Looking at Church of England parish registers from the 17th-18th centuries, some pages are titled "baptisms" while others "christenings". Now we use the terms more or less interchangeably, but would they have been interchangeable three hundred years ago?

When it comes to entering the event into my genealogy program I have the option of entering either. For the sake of accuracy, which should I enter it as?

4 Answers 4


This came up recently on a mailing list on which I participate, and I think the best answer was this (from a retired Minister).

In summary:

the bottom line is - if you are Christened in a Christian Church you are “Baptised with water in the name of the Father, the Son and the Holy Spirit.” It is one of the ‘Sacraments’ of the Church on which all major denominations are agreed.


basically, you can choose how you record the event but the generic term is Baptised if you want consistency, regardless of the recipient’s age.

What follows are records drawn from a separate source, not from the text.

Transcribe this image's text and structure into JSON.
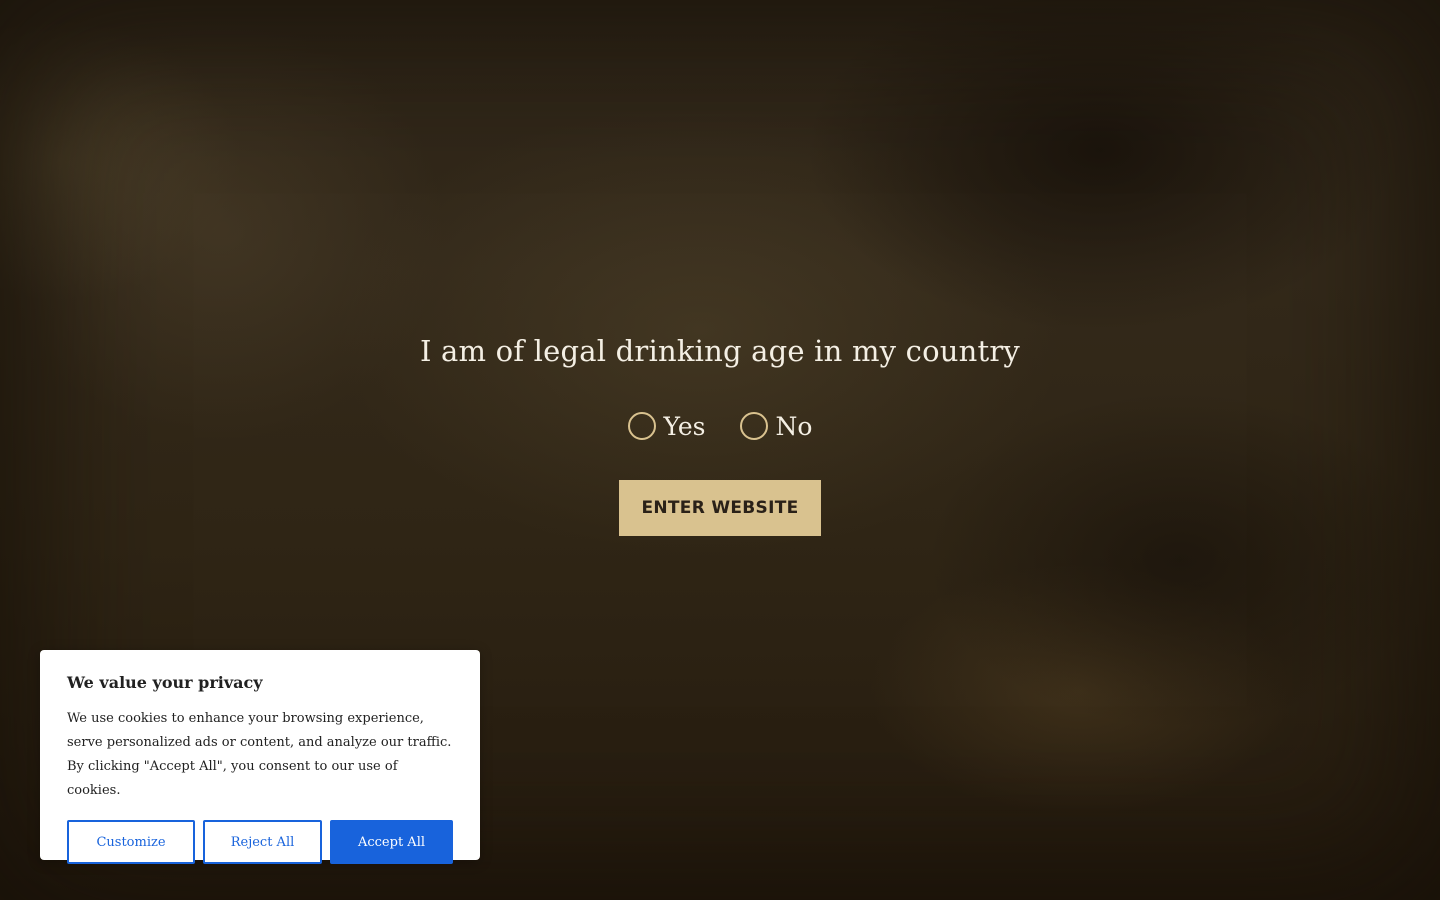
{
  "age_gate": {
    "title": "I am of legal drinking age in my country",
    "options": [
      {
        "label": "Yes"
      },
      {
        "label": "No"
      }
    ],
    "enter_label": "ENTER WEBSITE"
  },
  "cookie_banner": {
    "title": "We value your privacy",
    "text": "We use cookies to enhance your browsing experience, serve personalized ads or content, and analyze our traffic. By clicking \"Accept All\", you consent to our use of cookies.",
    "customize_label": "Customize",
    "reject_label": "Reject All",
    "accept_label": "Accept All"
  },
  "colors": {
    "accent_gold": "#d9c28f",
    "cookie_button_blue": "#1863dc",
    "overlay_text": "#f4efe4"
  }
}
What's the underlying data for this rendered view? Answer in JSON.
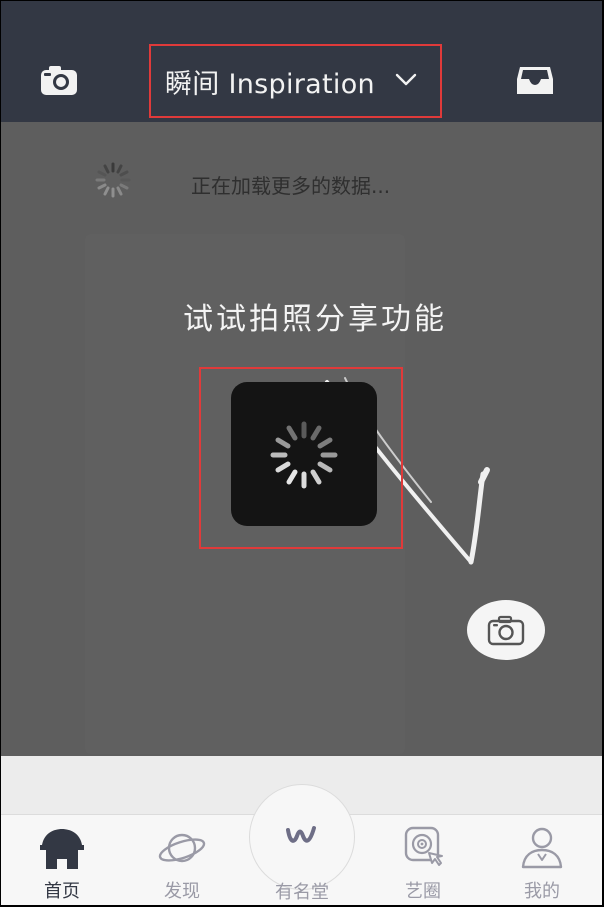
{
  "header": {
    "title": "瞬间 Inspiration",
    "left_icon": "camera-icon",
    "right_icon": "inbox-icon",
    "dropdown_icon": "chevron-down-icon"
  },
  "feed": {
    "loading_text": "正在加载更多的数据..."
  },
  "tutorial": {
    "hint": "试试拍照分享功能"
  },
  "tabs": [
    {
      "label": "首页",
      "icon": "home-icon",
      "active": true
    },
    {
      "label": "发现",
      "icon": "planet-icon",
      "active": false
    },
    {
      "label": "有名堂",
      "icon": "w-logo-icon",
      "active": false
    },
    {
      "label": "艺圈",
      "icon": "target-icon",
      "active": false
    },
    {
      "label": "我的",
      "icon": "user-icon",
      "active": false
    }
  ],
  "colors": {
    "header_bg": "#333844",
    "highlight_border": "#e03a3a",
    "overlay": "#5e5e5e",
    "tab_active": "#333844",
    "tab_inactive": "#9a9aa6"
  }
}
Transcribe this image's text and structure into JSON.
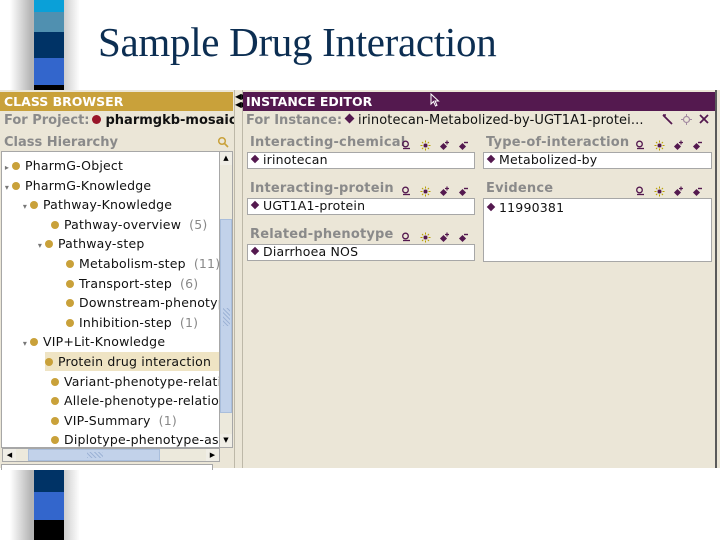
{
  "slide": {
    "title": "Sample Drug Interaction",
    "bar_colors": [
      "#0aa0d8",
      "#5090b0",
      "#003366",
      "#3366cc",
      "#000000"
    ]
  },
  "class_browser": {
    "header": "CLASS BROWSER",
    "for_project_label": "For Project:",
    "project_name": "pharmgkb-mosaic",
    "hierarchy_label": "Class Hierarchy",
    "tree": [
      {
        "label": "PharmG-Object",
        "count": "",
        "expander": "▸",
        "level": 0
      },
      {
        "label": "PharmG-Knowledge",
        "count": "",
        "expander": "▾",
        "level": 0
      },
      {
        "label": "Pathway-Knowledge",
        "count": "",
        "expander": "▾",
        "level": 1
      },
      {
        "label": "Pathway-overview",
        "count": "(5)",
        "expander": "",
        "level": 2
      },
      {
        "label": "Pathway-step",
        "count": "",
        "expander": "▾",
        "level": 2
      },
      {
        "label": "Metabolism-step",
        "count": "(11)",
        "expander": "",
        "level": 3
      },
      {
        "label": "Transport-step",
        "count": "(6)",
        "expander": "",
        "level": 3
      },
      {
        "label": "Downstream-phenotyp",
        "count": "",
        "expander": "",
        "level": 3
      },
      {
        "label": "Inhibition-step",
        "count": "(1)",
        "expander": "",
        "level": 3
      },
      {
        "label": "VIP+Lit-Knowledge",
        "count": "",
        "expander": "▾",
        "level": 1
      },
      {
        "label": "Protein drug interaction",
        "count": "",
        "expander": "",
        "level": 2,
        "selected": true
      },
      {
        "label": "Variant-phenotype-relati",
        "count": "",
        "expander": "",
        "level": 2
      },
      {
        "label": "Allele-phenotype-relatio",
        "count": "",
        "expander": "",
        "level": 2
      },
      {
        "label": "VIP-Summary",
        "count": "(1)",
        "expander": "",
        "level": 2
      },
      {
        "label": "Diplotype-phenotype-ass",
        "count": "",
        "expander": "",
        "level": 2
      }
    ]
  },
  "instance_editor": {
    "header": "INSTANCE EDITOR",
    "for_instance_label": "For Instance:",
    "instance_name": "irinotecan-Metabolized-by-UGT1A1-protei...",
    "header_tools": [
      "wand-icon",
      "hide-icon",
      "close-icon"
    ],
    "slots": {
      "interacting_chemical": {
        "label": "Interacting-chemical",
        "values": [
          "irinotecan"
        ]
      },
      "type_of_interaction": {
        "label": "Type-of-interaction",
        "values": [
          "Metabolized-by"
        ]
      },
      "interacting_protein": {
        "label": "Interacting-protein",
        "values": [
          "UGT1A1-protein"
        ]
      },
      "evidence": {
        "label": "Evidence",
        "values": [
          "11990381"
        ]
      },
      "related_phenotype": {
        "label": "Related-phenotype",
        "values": [
          "Diarrhoea NOS"
        ]
      }
    },
    "slot_actions": [
      "view-icon",
      "create-icon",
      "add-icon",
      "remove-icon"
    ]
  }
}
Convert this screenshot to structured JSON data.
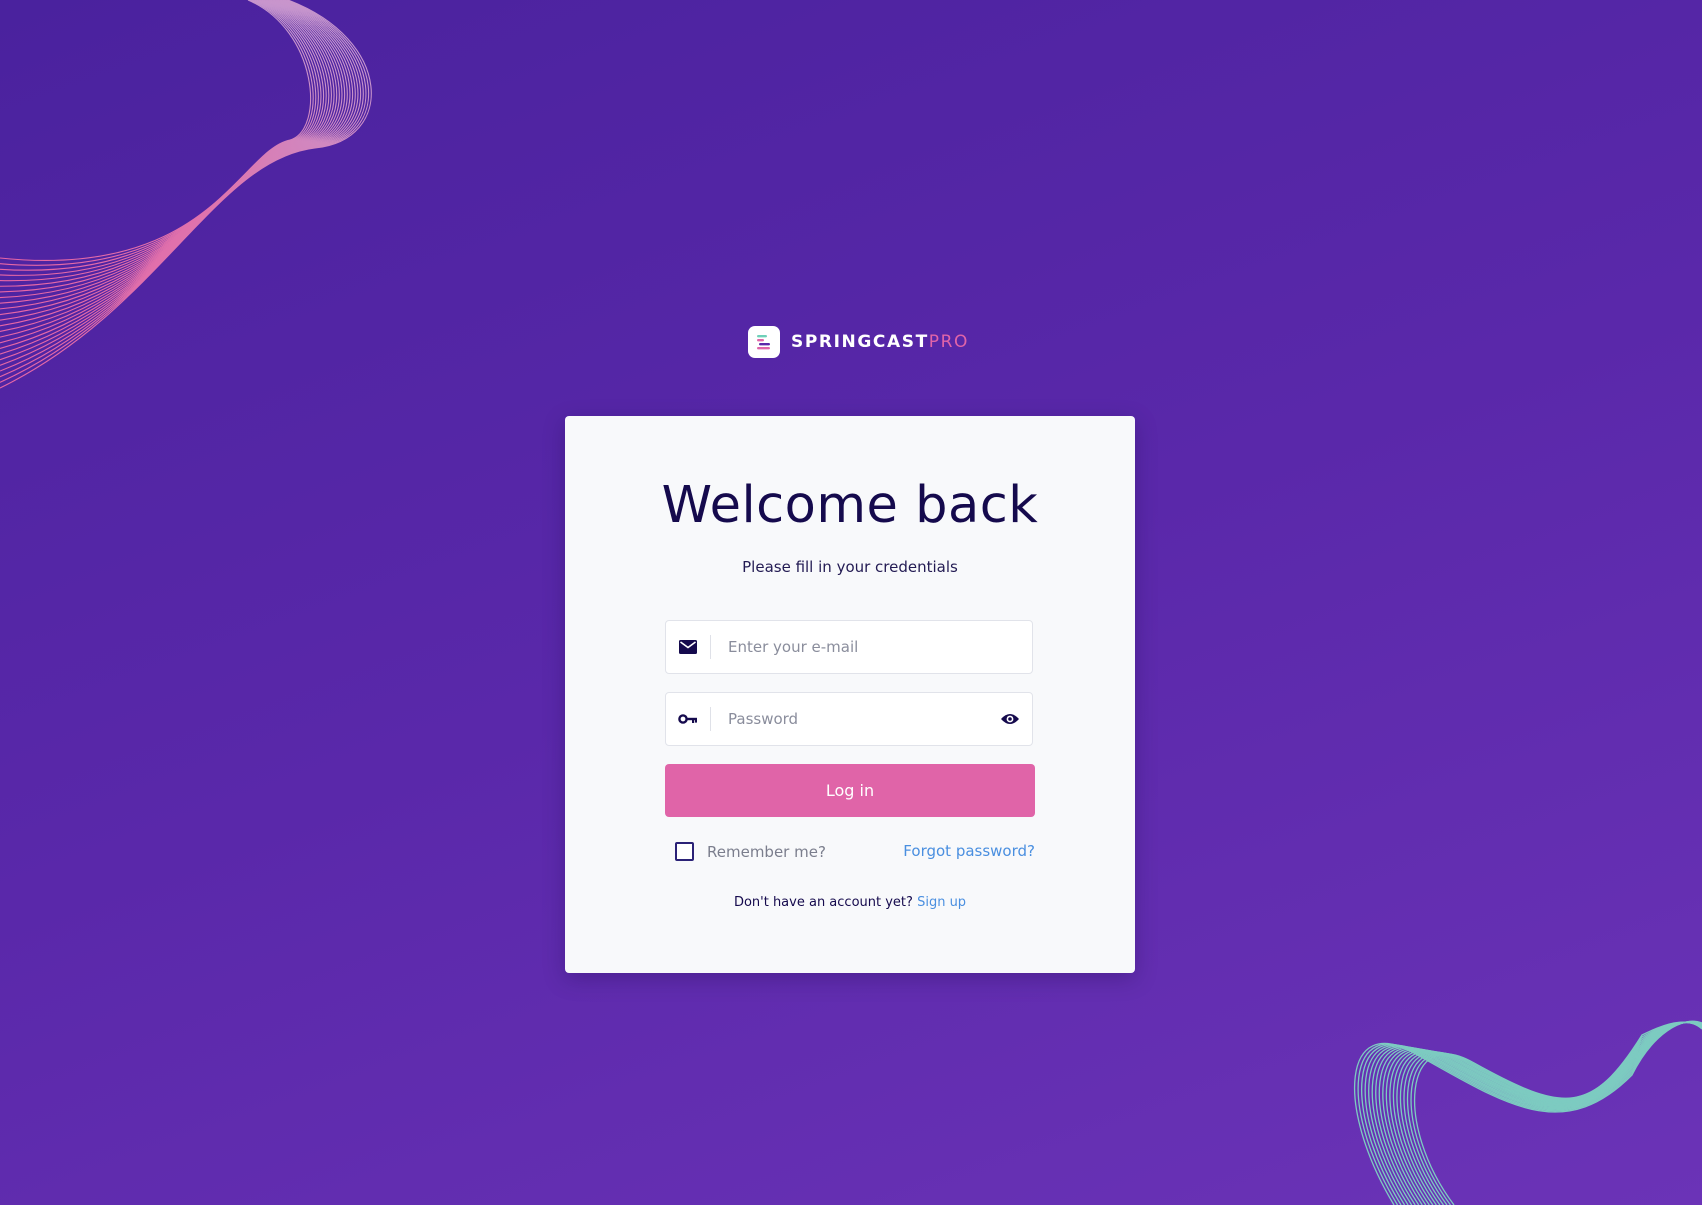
{
  "brand": {
    "name": "SPRINGCAST",
    "suffix": "PRO"
  },
  "login": {
    "title": "Welcome back",
    "subtitle": "Please fill in your credentials",
    "email": {
      "placeholder": "Enter your e-mail",
      "value": "",
      "icon": "envelope-icon"
    },
    "password": {
      "placeholder": "Password",
      "value": "",
      "icon": "key-icon",
      "toggle_icon": "eye-icon"
    },
    "submit_label": "Log in",
    "remember_label": "Remember me?",
    "remember_checked": false,
    "forgot_label": "Forgot password?",
    "signup_prompt": "Don't have an account yet?",
    "signup_label": "Sign up"
  },
  "colors": {
    "background_start": "#4a229e",
    "background_end": "#6b33b7",
    "accent_pink": "#e064a8",
    "link_blue": "#4a8fe0",
    "heading_navy": "#150a4d",
    "wave_teal": "#7fd4c2"
  }
}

Do read the whole post.


In the Church of England the term Baptism refers to a ceremony at which an individual makes a conscious decision to accept the ways of the Church and is so accepted by the Church.

As an infant cannot make such a decision, the ceremony of Christening represents the acceptance into the Church of the infant and the vows of the Godparents to bring it up in the ways of the Church.

The terms are often used interchangeably and have been so for many years. In particular, the use of Baptism for an event that is actually a Christening.

The word Baptism also refers to the action of anointing the head with water. This of course takes place at both forms of ceremony.

To add a summary:

  • The act of baptism takes place in the ceremony of baptism for an adult
  • The act of baptism takes place in the ceremony of christening for a child
  • By metonymy the ceremony of christening is often known as a baptism
  • 1
    The wikipedia "Church of England" article indicates that they do perform infant baptism. I've encountered reports that this was an issue with Welsh Baptists (who perform only adult baptisms) during the time when the Church of England was the official registrar of births.
    – cleaverkin
    Jan 28, 2014 at 20:55

I struggled with this for some time, and managed to use both without any kind of consistency so that some people in my database had Baptism events and others had Christening events, but in the end I decided that I would just standardise on Baptism and went through fixing up my database to use that for everybody.

I can't remember exactly how I decided which one to use, but looking at the Wikipedia article we see:

In some traditions, baptism is also called christening, but for others the word "christening" is reserved for the baptism of infants.

Which certainly suggests that my choice was a reasonable one in that Baptism is the more generic term whilst, at least in some traditions, the word Christening would only apply to infants.


I had an inconsistent mish mash of the two in my database till I decided to make a distinction between the decision of parents to Baptise or Christen their infant (which I will refer to as Christening) and a later informed-consent decision of the child or adult (which I will refer to as Baptism). Yes, I know that the term Christening technically refers to the ceremony of giving a child a Christian name, hence Christening them, but the issue comes down to whether it is likely the minister skipped the part where he (or she) also sprinkled or baptised the child with water. That's not likely. One might argue that infant baptisms often don't include a naming ceremony and the minister just accepts the name presented as a fait accompli, so why not just use the term Baptism universally throughout the database. But then we would be left without a distinctive term to apply to a later informed consent where a person converts to or reaffirms their faith in a particular creed. So I'm reserving the term Baptism for that event.

Your Answer

By clicking “Post Your Answer”, you agree to our terms of service and acknowledge you have read our privacy policy.

Not the answer you're looking for? Browse other questions tagged or ask your own question.